What is needed >>
For each line in the data below, write an exact copy.
****
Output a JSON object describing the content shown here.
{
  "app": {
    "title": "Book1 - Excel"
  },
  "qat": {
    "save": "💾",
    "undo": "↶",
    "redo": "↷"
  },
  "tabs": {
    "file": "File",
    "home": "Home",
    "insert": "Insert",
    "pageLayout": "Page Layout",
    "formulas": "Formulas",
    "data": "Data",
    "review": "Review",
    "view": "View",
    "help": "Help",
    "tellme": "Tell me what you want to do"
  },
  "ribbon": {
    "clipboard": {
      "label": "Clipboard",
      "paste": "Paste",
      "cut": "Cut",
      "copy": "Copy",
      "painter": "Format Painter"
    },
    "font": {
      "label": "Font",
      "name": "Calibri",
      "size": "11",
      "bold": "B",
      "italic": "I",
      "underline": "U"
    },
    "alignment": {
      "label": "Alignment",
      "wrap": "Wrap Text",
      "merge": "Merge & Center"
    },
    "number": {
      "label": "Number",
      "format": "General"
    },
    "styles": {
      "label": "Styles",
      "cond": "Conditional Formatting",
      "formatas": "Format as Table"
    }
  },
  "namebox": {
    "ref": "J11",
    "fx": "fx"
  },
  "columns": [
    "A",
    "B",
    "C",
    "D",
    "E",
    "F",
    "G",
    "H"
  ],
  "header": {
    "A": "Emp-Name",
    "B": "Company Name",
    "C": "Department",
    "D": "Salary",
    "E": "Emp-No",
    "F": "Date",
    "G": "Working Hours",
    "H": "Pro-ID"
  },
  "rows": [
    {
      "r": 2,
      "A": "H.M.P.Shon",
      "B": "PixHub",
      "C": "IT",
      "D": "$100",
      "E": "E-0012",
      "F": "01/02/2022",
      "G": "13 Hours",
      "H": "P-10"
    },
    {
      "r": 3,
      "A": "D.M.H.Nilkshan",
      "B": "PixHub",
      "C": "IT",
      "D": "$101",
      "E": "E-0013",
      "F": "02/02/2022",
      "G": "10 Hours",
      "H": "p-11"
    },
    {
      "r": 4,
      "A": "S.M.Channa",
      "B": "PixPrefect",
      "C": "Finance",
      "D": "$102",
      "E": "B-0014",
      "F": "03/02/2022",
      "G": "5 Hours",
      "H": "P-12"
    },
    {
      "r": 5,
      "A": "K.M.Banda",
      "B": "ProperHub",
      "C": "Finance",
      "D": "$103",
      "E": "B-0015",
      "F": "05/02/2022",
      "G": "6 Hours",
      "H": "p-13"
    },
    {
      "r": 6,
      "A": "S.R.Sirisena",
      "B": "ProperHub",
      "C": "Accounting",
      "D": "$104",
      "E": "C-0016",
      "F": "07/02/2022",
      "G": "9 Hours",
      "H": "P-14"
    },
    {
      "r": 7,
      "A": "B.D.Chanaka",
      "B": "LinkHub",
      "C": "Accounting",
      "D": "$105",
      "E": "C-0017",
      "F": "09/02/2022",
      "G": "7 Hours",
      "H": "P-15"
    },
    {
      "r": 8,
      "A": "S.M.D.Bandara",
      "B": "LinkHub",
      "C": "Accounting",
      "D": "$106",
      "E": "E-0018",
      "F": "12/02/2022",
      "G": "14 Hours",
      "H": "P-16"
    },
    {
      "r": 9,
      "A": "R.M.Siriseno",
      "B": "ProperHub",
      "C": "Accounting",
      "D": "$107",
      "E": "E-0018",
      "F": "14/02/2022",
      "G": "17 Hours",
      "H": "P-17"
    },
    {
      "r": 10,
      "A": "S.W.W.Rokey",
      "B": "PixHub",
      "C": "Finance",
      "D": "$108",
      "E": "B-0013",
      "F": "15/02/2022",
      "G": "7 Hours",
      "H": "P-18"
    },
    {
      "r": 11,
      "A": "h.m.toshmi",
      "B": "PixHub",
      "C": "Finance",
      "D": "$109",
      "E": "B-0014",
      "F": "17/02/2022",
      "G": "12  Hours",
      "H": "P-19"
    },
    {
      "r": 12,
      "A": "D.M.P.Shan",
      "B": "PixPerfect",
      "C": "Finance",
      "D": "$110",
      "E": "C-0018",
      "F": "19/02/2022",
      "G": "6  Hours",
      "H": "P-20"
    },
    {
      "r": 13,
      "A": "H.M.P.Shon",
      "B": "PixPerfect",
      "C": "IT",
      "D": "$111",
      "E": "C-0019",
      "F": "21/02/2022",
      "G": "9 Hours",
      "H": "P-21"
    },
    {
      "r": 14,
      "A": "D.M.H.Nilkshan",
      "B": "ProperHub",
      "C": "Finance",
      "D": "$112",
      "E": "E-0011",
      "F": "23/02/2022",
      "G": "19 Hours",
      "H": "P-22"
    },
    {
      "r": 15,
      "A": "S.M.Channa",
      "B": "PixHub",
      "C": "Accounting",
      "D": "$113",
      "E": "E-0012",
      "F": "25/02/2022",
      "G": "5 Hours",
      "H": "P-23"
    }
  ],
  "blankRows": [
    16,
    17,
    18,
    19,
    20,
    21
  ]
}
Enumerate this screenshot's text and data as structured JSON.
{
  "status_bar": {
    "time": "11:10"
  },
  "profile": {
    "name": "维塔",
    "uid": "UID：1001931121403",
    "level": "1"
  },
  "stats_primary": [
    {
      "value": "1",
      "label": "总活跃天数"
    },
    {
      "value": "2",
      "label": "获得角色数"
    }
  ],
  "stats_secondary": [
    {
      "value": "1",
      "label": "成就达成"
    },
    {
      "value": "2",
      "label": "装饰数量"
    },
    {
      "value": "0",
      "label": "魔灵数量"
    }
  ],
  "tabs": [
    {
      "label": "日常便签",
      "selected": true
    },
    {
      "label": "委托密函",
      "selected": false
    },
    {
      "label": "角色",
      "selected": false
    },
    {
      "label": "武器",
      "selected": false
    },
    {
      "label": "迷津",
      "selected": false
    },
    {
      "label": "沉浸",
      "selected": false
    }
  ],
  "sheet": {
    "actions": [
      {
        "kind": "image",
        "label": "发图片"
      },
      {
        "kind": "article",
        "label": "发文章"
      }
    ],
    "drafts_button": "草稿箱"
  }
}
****
Result for this task >>
Output a JSON object describing the content shown here.
{
  "app": {
    "title": "Book1 - Excel"
  },
  "qat": {
    "save": "💾",
    "undo": "↶",
    "redo": "↷"
  },
  "tabs": {
    "file": "File",
    "home": "Home",
    "insert": "Insert",
    "pageLayout": "Page Layout",
    "formulas": "Formulas",
    "data": "Data",
    "review": "Review",
    "view": "View",
    "help": "Help",
    "tellme": "Tell me what you want to do"
  },
  "ribbon": {
    "clipboard": {
      "label": "Clipboard",
      "paste": "Paste",
      "cut": "Cut",
      "copy": "Copy",
      "painter": "Format Painter"
    },
    "font": {
      "label": "Font",
      "name": "Calibri",
      "size": "11",
      "bold": "B",
      "italic": "I",
      "underline": "U"
    },
    "alignment": {
      "label": "Alignment",
      "wrap": "Wrap Text",
      "merge": "Merge & Center"
    },
    "number": {
      "label": "Number",
      "format": "General"
    },
    "styles": {
      "label": "Styles",
      "cond": "Conditional Formatting",
      "formatas": "Format as Table"
    }
  },
  "namebox": {
    "ref": "J11",
    "fx": "fx"
  },
  "columns": [
    "A",
    "B",
    "C",
    "D",
    "E",
    "F",
    "G",
    "H"
  ],
  "header": {
    "A": "Emp-Name",
    "B": "Company Name",
    "C": "Department",
    "D": "Salary",
    "E": "Emp-No",
    "F": "Date",
    "G": "Working Hours",
    "H": "Pro-ID"
  },
  "rows": [
    {
      "r": 2,
      "A": "H.M.P.Shon",
      "B": "PixHub",
      "C": "IT",
      "D": "$100",
      "E": "E-0012",
      "F": "01/02/2022",
      "G": "13 Hours",
      "H": "P-10"
    },
    {
      "r": 3,
      "A": "D.M.H.Nilkshan",
      "B": "PixHub",
      "C": "IT",
      "D": "$101",
      "E": "E-0013",
      "F": "02/02/2022",
      "G": "10 Hours",
      "H": "p-11"
    },
    {
      "r": 4,
      "A": "S.M.Channa",
      "B": "PixPrefect",
      "C": "Finance",
      "D": "$102",
      "E": "B-0014",
      "F": "03/02/2022",
      "G": "5 Hours",
      "H": "P-12"
    },
    {
      "r": 5,
      "A": "K.M.Banda",
      "B": "ProperHub",
      "C": "Finance",
      "D": "$103",
      "E": "B-0015",
      "F": "05/02/2022",
      "G": "6 Hours",
      "H": "p-13"
    },
    {
      "r": 6,
      "A": "S.R.Sirisena",
      "B": "ProperHub",
      "C": "Accounting",
      "D": "$104",
      "E": "C-0016",
      "F": "07/02/2022",
      "G": "9 Hours",
      "H": "P-14"
    },
    {
      "r": 7,
      "A": "B.D.Chanaka",
      "B": "LinkHub",
      "C": "Accounting",
      "D": "$105",
      "E": "C-0017",
      "F": "09/02/2022",
      "G": "7 Hours",
      "H": "P-15"
    },
    {
      "r": 8,
      "A": "S.M.D.Bandara",
      "B": "LinkHub",
      "C": "Accounting",
      "D": "$106",
      "E": "E-0018",
      "F": "12/02/2022",
      "G": "14 Hours",
      "H": "P-16"
    },
    {
      "r": 9,
      "A": "R.M.Siriseno",
      "B": "ProperHub",
      "C": "Accounting",
      "D": "$107",
      "E": "E-0018",
      "F": "14/02/2022",
      "G": "17 Hours",
      "H": "P-17"
    },
    {
      "r": 10,
      "A": "S.W.W.Rokey",
      "B": "PixHub",
      "C": "Finance",
      "D": "$108",
      "E": "B-0013",
      "F": "15/02/2022",
      "G": "7 Hours",
      "H": "P-18"
    },
    {
      "r": 11,
      "A": "h.m.toshmi",
      "B": "PixHub",
      "C": "Finance",
      "D": "$109",
      "E": "B-0014",
      "F": "17/02/2022",
      "G": "12  Hours",
      "H": "P-19"
    },
    {
      "r": 12,
      "A": "D.M.P.Shan",
      "B": "PixPerfect",
      "C": "Finance",
      "D": "$110",
      "E": "C-0018",
      "F": "19/02/2022",
      "G": "6  Hours",
      "H": "P-20"
    },
    {
      "r": 13,
      "A": "H.M.P.Shon",
      "B": "PixPerfect",
      "C": "IT",
      "D": "$111",
      "E": "C-0019",
      "F": "21/02/2022",
      "G": "9 Hours",
      "H": "P-21"
    },
    {
      "r": 14,
      "A": "D.M.H.Nilkshan",
      "B": "ProperHub",
      "C": "Finance",
      "D": "$112",
      "E": "E-0011",
      "F": "23/02/2022",
      "G": "19 Hours",
      "H": "P-22"
    },
    {
      "r": 15,
      "A": "S.M.Channa",
      "B": "PixHub",
      "C": "Accounting",
      "D": "$113",
      "E": "E-0012",
      "F": "25/02/2022",
      "G": "5 Hours",
      "H": "P-23"
    }
  ],
  "blankRows": [
    16,
    17,
    18,
    19,
    20,
    21
  ]
}
Enumerate this screenshot's text and data as structured JSON.
{
  "status_bar": {
    "time": "11:10"
  },
  "profile": {
    "name": "维塔",
    "uid": "UID：1001931121403",
    "level": "1"
  },
  "stats_primary": [
    {
      "value": "1",
      "label": "总活跃天数"
    },
    {
      "value": "2",
      "label": "获得角色数"
    }
  ],
  "stats_secondary": [
    {
      "value": "1",
      "label": "成就达成"
    },
    {
      "value": "2",
      "label": "装饰数量"
    },
    {
      "value": "0",
      "label": "魔灵数量"
    }
  ],
  "tabs": [
    {
      "label": "日常便签",
      "selected": true
    },
    {
      "label": "委托密函",
      "selected": false
    },
    {
      "label": "角色",
      "selected": false
    },
    {
      "label": "武器",
      "selected": false
    },
    {
      "label": "迷津",
      "selected": false
    },
    {
      "label": "沉浸",
      "selected": false
    }
  ],
  "sheet": {
    "actions": [
      {
        "kind": "image",
        "label": "发图片"
      },
      {
        "kind": "article",
        "label": "发文章"
      }
    ],
    "drafts_button": "草稿箱"
  }
}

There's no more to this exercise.